What the exercise asks:
An exact copy of all the entries is needed, with no images in it.

Dataset entries:
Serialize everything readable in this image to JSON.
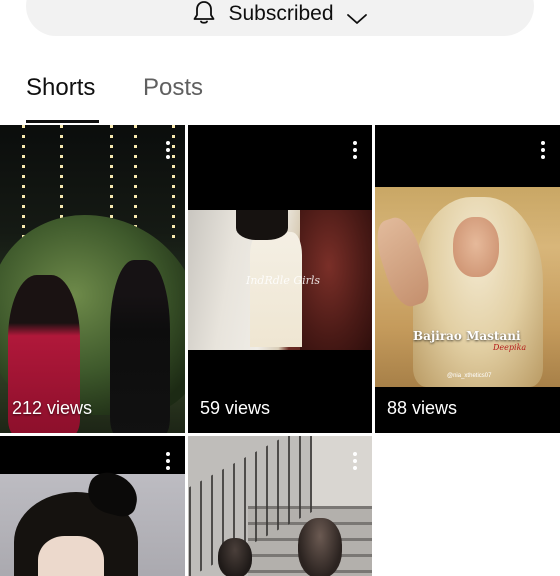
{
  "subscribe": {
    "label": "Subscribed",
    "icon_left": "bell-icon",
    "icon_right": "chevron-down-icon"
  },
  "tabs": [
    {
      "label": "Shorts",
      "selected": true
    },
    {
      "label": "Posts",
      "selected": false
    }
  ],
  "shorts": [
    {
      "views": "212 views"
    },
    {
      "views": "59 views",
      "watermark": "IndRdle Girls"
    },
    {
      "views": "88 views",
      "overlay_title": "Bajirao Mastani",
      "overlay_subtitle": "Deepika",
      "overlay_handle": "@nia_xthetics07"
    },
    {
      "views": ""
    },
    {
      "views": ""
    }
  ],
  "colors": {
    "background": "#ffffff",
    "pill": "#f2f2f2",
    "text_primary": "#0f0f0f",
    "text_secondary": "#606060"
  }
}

Solution for this task:
Serialize everything readable in this image to JSON.
{
  "subscribe": {
    "label": "Subscribed",
    "icon_left": "bell-icon",
    "icon_right": "chevron-down-icon"
  },
  "tabs": [
    {
      "label": "Shorts",
      "selected": true
    },
    {
      "label": "Posts",
      "selected": false
    }
  ],
  "shorts": [
    {
      "views": "212 views"
    },
    {
      "views": "59 views",
      "watermark": "IndRdle Girls"
    },
    {
      "views": "88 views",
      "overlay_title": "Bajirao Mastani",
      "overlay_subtitle": "Deepika",
      "overlay_handle": "@nia_xthetics07"
    },
    {
      "views": ""
    },
    {
      "views": ""
    }
  ],
  "colors": {
    "background": "#ffffff",
    "pill": "#f2f2f2",
    "text_primary": "#0f0f0f",
    "text_secondary": "#606060"
  }
}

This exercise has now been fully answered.